- Miguel de Icaza会离开Novell加盟Google
- 苹果会发布Mac OS X媒体中心版本
- XML Query、语意web和WS-*不会有任何重大突破
- Robert Scoble会登上一份全美重要杂志的封面
Don Box's Spoutlet
Firefox's browser share will be surpassed by new non-MSFT HTML browser for Windows.
Yes, Firefox is nice, and more importantly, isn't yet a target for malware. And yes, a lot of people who work near the corner of 156th St. NE and NE 40th Ave. expect Google to release a browser any day now. Despite all of this, my money is on Apple taking Safari to Windows and quickly becoming the browser to beat.
Sun Microsystems will embrace Eclipse.
Eclipse 3.x is now way above the "good enough" bar and has IBM's deep pockets behind it. In 2005, Sun will cut its losses on Netbeans and do the right thing for Java by unifying on a common tool platform.
The term SOA will have been beaten to death and the software industry will invent or recycle some equally vague term to replace it.
The term has zero differentiation value at this point and marketing teams across the globe are looking to coin a replacement that will give them something more interesting to say about their middleware than "we move messages around really well." If "Business Agents" become the buzzword de l'année, I expect Mary Jo Foley to hunt me down and kill me.
Intel and/or AMD will find a way to market (if not actually build) a 6Ghz CPU.
As the competition heats up, I predict at least one vendor will start selling CPUs branded as 6Ghz or greater by year's end. Whether this happens by branding multicores based on the sum of the clock speeds or through more creative redefinitions of Ghz, if the result is a bump in sales, the industry will happily embrace the new measure.
BEA won't change hands.
Again, conventional wisdom says that BEA is ripe. This has been the case for at least the last two years - I'm convinced that BEA will last the year without being acquired. Moreover, I would expect at least one high-profile acquisition or hire in 2005 to counter the perceived bleeding of talent in 2004.
Despite some interesting and useful new technologies being announced, PDC 2005 will be seen as a let down.
Microsoft PDCs have been like Star Trek films - the "even" numbered PDCs are far better than the "odd" numbered PDCs. 2000 in Orlando (.NET) and 2003 in LA (Longhorn) were "even" numbered PDCs and both were fantastic. 1999 in Denver (NT5 redux (we really mean it this time)) and 2001 in LA (hailstorm) were lackluster. Next year's PDC has the challenge of overcoming this pattern, which is doable (I believe Star Trek Film #9 broke the streak), however, PDC 2003 was so well executed it's going to be very hard to match it, let alone exceed it.
Miguel de Icaza will leave Novell and join Google.
Miguel will announce he's bored and will start a public bidding war. Microsoft will step aside as Miguel goes to Google and brings C# with him. The biggest upside is that Josh Bloch will finally write the book he's destined to write - Effective C#.

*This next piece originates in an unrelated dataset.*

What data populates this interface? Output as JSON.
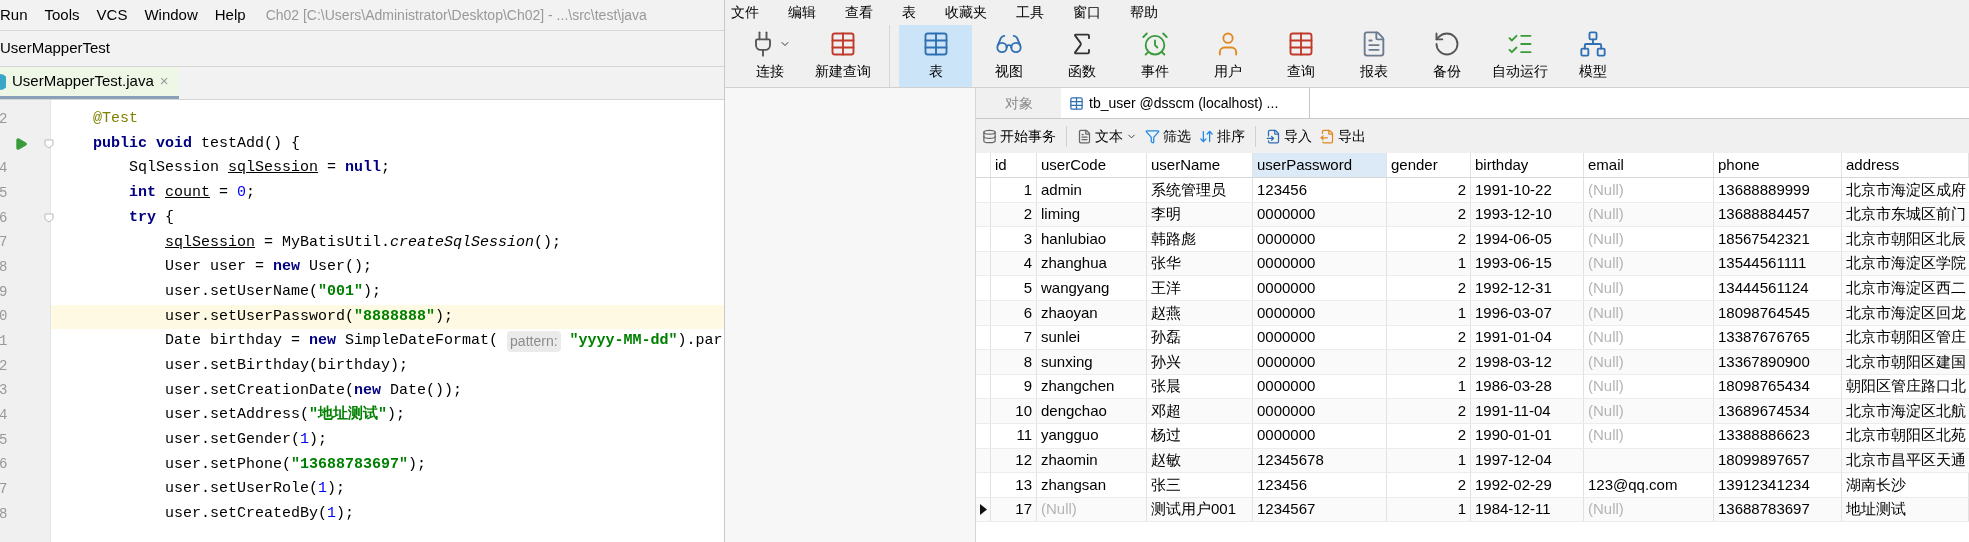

Mac OS X Media Center Edition.
It's so obvious I can't believe it hasn't happened yet. Far more obvious than a Tablet PC knock-off. Sorry Robert.
XML Query, the Semantic Web, and WS-* will continue to hold promise.
This is the polite way of saying that none of the above will have an explosive burst of adoption in 2005. XML Query will be lucky to be in CR by the end of 2005 (it has a huge surface area). The semantic web and RDF still require way too much deep geekery to grok. The WS-* stack will stabilize in 2005, but without platform-level support (which won't really emerge until 2006), its scope is limited to early adopters.
Scoble will make the cover of a major national news magazine.
No I don't expect his Scobleness to be named man of the year, but I do believe the blog bubble will continue to grow well into 2005 to the point where Scoble will be held up as one of several emblematic corporate bloggers to grace the cover of Time, Newsweek, Businessweek, etc.. If this doesn't happen, then I predict Scoble will fulfill Pirillo's prediction and get fired for trying to make it happen, which unfortunately won't be newsworthy enough to land his mug on a cover. Again, sorry Robert.